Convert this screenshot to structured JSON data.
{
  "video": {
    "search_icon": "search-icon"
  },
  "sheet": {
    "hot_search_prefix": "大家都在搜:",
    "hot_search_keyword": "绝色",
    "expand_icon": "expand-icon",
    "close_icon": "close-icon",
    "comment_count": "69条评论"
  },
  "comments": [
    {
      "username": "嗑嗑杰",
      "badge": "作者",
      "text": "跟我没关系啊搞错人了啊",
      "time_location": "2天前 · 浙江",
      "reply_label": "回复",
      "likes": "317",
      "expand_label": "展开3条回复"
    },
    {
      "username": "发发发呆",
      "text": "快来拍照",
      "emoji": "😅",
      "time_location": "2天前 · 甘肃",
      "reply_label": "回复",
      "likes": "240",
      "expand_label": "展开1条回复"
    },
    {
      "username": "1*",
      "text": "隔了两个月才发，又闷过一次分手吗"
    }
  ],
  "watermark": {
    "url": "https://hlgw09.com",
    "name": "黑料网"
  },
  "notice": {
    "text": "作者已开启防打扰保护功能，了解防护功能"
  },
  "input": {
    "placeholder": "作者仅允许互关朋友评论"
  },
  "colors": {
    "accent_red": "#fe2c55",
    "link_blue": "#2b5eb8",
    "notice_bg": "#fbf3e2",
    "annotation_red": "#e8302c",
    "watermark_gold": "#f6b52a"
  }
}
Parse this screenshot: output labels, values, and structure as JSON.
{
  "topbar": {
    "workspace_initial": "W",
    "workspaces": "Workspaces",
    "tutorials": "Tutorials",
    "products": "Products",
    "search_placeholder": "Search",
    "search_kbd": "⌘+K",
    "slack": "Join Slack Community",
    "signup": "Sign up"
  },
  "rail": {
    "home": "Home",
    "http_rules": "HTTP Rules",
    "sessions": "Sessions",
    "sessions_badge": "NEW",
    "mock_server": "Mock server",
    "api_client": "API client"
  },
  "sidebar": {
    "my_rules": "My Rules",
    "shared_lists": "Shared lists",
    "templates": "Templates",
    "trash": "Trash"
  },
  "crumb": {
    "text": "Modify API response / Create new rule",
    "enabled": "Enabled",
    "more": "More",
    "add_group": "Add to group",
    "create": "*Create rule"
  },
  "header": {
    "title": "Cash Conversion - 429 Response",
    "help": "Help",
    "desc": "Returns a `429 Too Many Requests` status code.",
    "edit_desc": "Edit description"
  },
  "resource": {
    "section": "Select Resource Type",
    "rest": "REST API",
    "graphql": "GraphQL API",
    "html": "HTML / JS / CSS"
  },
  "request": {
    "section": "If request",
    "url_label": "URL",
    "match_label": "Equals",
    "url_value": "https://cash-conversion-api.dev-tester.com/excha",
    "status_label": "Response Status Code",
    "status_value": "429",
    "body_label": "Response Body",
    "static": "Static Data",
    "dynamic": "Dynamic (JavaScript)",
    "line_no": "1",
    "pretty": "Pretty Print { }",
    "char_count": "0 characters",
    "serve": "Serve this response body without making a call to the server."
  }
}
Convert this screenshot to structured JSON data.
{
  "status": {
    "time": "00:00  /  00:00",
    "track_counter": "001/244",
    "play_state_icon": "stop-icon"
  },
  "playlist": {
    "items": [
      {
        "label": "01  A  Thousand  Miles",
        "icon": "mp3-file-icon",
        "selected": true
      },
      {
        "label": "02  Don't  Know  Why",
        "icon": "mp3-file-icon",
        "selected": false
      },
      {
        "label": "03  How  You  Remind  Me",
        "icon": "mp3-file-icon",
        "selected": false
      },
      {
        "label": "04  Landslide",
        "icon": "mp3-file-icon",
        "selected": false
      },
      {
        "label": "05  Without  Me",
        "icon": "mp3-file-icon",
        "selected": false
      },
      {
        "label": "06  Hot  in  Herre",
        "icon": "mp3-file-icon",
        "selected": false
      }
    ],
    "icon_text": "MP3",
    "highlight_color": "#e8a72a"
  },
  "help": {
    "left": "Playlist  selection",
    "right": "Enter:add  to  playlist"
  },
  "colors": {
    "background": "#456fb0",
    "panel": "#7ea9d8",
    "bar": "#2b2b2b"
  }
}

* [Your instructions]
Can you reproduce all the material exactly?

* [Written answer]
Convert this screenshot to structured JSON data.
{
  "video": {
    "search_icon": "search-icon"
  },
  "sheet": {
    "hot_search_prefix": "大家都在搜:",
    "hot_search_keyword": "绝色",
    "expand_icon": "expand-icon",
    "close_icon": "close-icon",
    "comment_count": "69条评论"
  },
  "comments": [
    {
      "username": "嗑嗑杰",
      "badge": "作者",
      "text": "跟我没关系啊搞错人了啊",
      "time_location": "2天前 · 浙江",
      "reply_label": "回复",
      "likes": "317",
      "expand_label": "展开3条回复"
    },
    {
      "username": "发发发呆",
      "text": "快来拍照",
      "emoji": "😅",
      "time_location": "2天前 · 甘肃",
      "reply_label": "回复",
      "likes": "240",
      "expand_label": "展开1条回复"
    },
    {
      "username": "1*",
      "text": "隔了两个月才发，又闷过一次分手吗"
    }
  ],
  "watermark": {
    "url": "https://hlgw09.com",
    "name": "黑料网"
  },
  "notice": {
    "text": "作者已开启防打扰保护功能，了解防护功能"
  },
  "input": {
    "placeholder": "作者仅允许互关朋友评论"
  },
  "colors": {
    "accent_red": "#fe2c55",
    "link_blue": "#2b5eb8",
    "notice_bg": "#fbf3e2",
    "annotation_red": "#e8302c",
    "watermark_gold": "#f6b52a"
  }
}
Parse this screenshot: output labels, values, and structure as JSON.
{
  "topbar": {
    "workspace_initial": "W",
    "workspaces": "Workspaces",
    "tutorials": "Tutorials",
    "products": "Products",
    "search_placeholder": "Search",
    "search_kbd": "⌘+K",
    "slack": "Join Slack Community",
    "signup": "Sign up"
  },
  "rail": {
    "home": "Home",
    "http_rules": "HTTP Rules",
    "sessions": "Sessions",
    "sessions_badge": "NEW",
    "mock_server": "Mock server",
    "api_client": "API client"
  },
  "sidebar": {
    "my_rules": "My Rules",
    "shared_lists": "Shared lists",
    "templates": "Templates",
    "trash": "Trash"
  },
  "crumb": {
    "text": "Modify API response / Create new rule",
    "enabled": "Enabled",
    "more": "More",
    "add_group": "Add to group",
    "create": "*Create rule"
  },
  "header": {
    "title": "Cash Conversion - 429 Response",
    "help": "Help",
    "desc": "Returns a `429 Too Many Requests` status code.",
    "edit_desc": "Edit description"
  },
  "resource": {
    "section": "Select Resource Type",
    "rest": "REST API",
    "graphql": "GraphQL API",
    "html": "HTML / JS / CSS"
  },
  "request": {
    "section": "If request",
    "url_label": "URL",
    "match_label": "Equals",
    "url_value": "https://cash-conversion-api.dev-tester.com/excha",
    "status_label": "Response Status Code",
    "status_value": "429",
    "body_label": "Response Body",
    "static": "Static Data",
    "dynamic": "Dynamic (JavaScript)",
    "line_no": "1",
    "pretty": "Pretty Print { }",
    "char_count": "0 characters",
    "serve": "Serve this response body without making a call to the server."
  }
}
Convert this screenshot to structured JSON data.
{
  "status": {
    "time": "00:00  /  00:00",
    "track_counter": "001/244",
    "play_state_icon": "stop-icon"
  },
  "playlist": {
    "items": [
      {
        "label": "01  A  Thousand  Miles",
        "icon": "mp3-file-icon",
        "selected": true
      },
      {
        "label": "02  Don't  Know  Why",
        "icon": "mp3-file-icon",
        "selected": false
      },
      {
        "label": "03  How  You  Remind  Me",
        "icon": "mp3-file-icon",
        "selected": false
      },
      {
        "label": "04  Landslide",
        "icon": "mp3-file-icon",
        "selected": false
      },
      {
        "label": "05  Without  Me",
        "icon": "mp3-file-icon",
        "selected": false
      },
      {
        "label": "06  Hot  in  Herre",
        "icon": "mp3-file-icon",
        "selected": false
      }
    ],
    "icon_text": "MP3",
    "highlight_color": "#e8a72a"
  },
  "help": {
    "left": "Playlist  selection",
    "right": "Enter:add  to  playlist"
  },
  "colors": {
    "background": "#456fb0",
    "panel": "#7ea9d8",
    "bar": "#2b2b2b"
  }
}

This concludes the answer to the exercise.